Here’s how they hope to make a difference in their hometowns:
From pizza to politics in New Haven
In New Haven, Connecticut, home to Yale University and a famous style of pizza pie, 19-year-old Yale student Hacibey Catalbasoglu became the youngest Turkish American to be elected to public office in the U.S.
Hacibey, who also goes by the name Haci, won a seat on the city’s Board of Alders, the legislative body for the city of New Haven.
Spending his early life in and out of his father’s New Haven pizza shop, Catalbasoglu sought to strengthen relations among members of his university community and the merchants and citizens who are the backbone of this place where he grew up.
19 year-old @Hacibey Catalbasoglu of @Yale won a seat on the New Haven City Council becoming the youngest Turkish-American elected to a public office in the US. Congratulations! pic.twitter.com/Y7FNpaMk4j
— TR Consulate Boston (@TRConsulBoston) November 8, 2017
During the campaign, he earned the endorsement of New Haven’s mayor, Toni Harp. “Coming from two communities — town and gown [the university community] — Hacibey is well-equipped to give back to New Haven as an alder and bring Yale students into closer contact with the rest of New Haven,” she said in a statement, with the “gown” referring to the robe Catalbasoglu will wear when he graduates from Yale.
“This is my home,” Catalbasoglu said in an interview with the Yale Daily News. “I have a stake in the city’s future, which is why I want to create change.”
Architect builds a new career
When Tayfun Selen came to America two decades ago, he figured if he worked hard, he could do anything — and he has.
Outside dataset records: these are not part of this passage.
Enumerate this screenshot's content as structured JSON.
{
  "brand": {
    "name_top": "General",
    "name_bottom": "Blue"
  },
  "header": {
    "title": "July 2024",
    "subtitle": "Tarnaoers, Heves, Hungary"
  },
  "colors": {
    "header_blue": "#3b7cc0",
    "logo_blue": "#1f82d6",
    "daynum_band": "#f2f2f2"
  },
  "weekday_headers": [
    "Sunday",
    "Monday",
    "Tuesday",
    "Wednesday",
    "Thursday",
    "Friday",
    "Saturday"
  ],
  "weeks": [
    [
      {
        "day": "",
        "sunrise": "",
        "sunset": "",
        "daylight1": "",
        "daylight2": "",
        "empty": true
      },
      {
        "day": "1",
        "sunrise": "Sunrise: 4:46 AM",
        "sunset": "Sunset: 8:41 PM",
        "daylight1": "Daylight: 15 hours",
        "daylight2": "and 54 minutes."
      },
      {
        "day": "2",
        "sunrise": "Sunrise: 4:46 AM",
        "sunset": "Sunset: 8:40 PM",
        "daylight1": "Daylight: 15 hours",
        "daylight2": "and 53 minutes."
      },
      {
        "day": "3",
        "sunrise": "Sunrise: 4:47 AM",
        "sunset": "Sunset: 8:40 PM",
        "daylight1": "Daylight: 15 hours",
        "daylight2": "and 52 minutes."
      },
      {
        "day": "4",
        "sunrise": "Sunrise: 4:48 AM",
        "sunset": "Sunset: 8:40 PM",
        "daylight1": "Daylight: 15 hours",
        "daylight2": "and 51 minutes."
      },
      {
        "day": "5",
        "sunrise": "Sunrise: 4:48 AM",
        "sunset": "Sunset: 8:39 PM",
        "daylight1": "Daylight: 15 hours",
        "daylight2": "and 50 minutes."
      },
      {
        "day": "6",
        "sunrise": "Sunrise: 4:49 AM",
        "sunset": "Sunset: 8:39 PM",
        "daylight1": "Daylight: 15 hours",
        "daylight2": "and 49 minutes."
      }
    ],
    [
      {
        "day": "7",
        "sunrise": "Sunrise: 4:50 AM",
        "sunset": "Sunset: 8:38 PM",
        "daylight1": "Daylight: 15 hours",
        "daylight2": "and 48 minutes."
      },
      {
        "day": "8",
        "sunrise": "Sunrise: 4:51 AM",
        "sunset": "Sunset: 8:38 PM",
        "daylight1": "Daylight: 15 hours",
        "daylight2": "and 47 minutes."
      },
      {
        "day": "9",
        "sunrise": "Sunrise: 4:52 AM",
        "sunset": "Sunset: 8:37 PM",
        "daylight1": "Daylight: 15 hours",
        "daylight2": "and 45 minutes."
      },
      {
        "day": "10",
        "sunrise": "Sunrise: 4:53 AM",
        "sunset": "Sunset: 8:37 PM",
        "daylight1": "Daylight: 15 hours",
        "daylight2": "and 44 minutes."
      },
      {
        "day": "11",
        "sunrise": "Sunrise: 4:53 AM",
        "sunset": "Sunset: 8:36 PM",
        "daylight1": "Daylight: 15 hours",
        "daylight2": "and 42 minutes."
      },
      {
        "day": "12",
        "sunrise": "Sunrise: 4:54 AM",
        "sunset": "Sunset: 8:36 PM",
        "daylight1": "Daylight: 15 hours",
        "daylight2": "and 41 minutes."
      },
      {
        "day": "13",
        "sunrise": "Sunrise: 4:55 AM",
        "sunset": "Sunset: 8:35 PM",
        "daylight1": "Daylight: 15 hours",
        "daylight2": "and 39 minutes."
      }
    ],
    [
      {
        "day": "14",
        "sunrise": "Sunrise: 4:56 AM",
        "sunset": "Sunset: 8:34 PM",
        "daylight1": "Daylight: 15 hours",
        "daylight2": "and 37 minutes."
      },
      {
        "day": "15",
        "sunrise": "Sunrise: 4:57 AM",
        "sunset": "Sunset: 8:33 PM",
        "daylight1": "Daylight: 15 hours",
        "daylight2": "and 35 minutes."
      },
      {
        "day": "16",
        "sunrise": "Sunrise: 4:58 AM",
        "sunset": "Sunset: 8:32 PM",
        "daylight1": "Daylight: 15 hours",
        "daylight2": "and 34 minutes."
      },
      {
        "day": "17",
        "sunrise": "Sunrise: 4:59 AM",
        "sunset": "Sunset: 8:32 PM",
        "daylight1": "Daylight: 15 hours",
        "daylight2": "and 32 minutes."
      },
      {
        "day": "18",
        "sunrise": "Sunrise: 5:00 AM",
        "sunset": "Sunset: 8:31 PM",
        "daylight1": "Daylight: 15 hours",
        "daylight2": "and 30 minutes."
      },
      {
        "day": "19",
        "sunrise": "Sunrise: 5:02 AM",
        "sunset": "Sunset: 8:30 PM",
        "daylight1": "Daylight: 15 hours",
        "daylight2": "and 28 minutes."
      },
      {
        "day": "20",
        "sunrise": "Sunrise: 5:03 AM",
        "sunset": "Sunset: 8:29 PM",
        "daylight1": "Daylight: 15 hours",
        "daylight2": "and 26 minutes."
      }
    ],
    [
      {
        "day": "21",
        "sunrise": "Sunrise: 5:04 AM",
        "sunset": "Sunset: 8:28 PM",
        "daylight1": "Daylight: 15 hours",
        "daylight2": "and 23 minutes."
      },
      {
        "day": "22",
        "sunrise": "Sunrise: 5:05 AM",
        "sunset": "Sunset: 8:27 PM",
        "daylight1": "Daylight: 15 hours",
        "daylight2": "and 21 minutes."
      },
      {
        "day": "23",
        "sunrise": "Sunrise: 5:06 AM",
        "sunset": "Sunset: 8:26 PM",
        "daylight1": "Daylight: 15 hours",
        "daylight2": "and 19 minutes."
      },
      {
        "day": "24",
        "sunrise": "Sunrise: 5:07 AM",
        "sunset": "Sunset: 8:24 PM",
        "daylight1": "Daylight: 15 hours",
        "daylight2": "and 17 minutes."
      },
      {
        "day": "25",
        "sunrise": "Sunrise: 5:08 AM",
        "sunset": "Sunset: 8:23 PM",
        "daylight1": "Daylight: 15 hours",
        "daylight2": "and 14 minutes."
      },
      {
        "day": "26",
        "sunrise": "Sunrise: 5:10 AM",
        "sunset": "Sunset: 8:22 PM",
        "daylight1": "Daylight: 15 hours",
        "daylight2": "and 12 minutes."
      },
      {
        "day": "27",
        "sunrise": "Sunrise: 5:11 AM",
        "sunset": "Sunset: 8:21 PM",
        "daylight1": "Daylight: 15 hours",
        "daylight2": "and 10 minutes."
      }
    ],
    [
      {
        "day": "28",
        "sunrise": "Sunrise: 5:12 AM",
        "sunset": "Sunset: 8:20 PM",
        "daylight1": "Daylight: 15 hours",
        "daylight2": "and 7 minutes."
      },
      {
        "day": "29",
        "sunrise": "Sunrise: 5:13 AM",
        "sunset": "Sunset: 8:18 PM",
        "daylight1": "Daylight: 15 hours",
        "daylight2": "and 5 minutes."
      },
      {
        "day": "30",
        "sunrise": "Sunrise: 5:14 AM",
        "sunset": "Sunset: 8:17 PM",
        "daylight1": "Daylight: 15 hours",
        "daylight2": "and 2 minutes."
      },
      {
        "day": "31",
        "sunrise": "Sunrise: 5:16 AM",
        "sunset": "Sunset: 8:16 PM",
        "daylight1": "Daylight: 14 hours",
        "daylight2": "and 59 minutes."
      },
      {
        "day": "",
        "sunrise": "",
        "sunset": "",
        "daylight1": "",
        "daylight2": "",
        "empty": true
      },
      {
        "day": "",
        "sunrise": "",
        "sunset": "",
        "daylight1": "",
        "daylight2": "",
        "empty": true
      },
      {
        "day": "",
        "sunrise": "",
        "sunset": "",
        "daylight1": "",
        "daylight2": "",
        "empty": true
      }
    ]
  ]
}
He earned a graduate business degree in the U.S. and became a successful architect, accountant and businessman in New Jersey. In 2008, he became a U.S. citizen. He wanted to do more.
In 2017, Selen won a seat on the Chatham Township Committee. The first Turkish American on the committee, Selen will help lead the township and set policies that keep the town of about 10,000 running smoothly. He had previously served as the chairman of the Chatham Township Republican Committee, the local representative of one of the country’s major political parties.
“That is not a tribute to me, but rather to the ideals of our great country and the opportunities that are available to everyone,” he said in a statement.
“About 20 years after coming to America as an immigrant, hardly speaking English, today I am able to lend a hand in leading our great town into a future that will continue to be prosperous and bright,” Selen said. He has lived in Chatham for 15 years with his wife and daughter.
“I’m proud of my heritage, and I’m more proud to be an American citizen,” Selen said.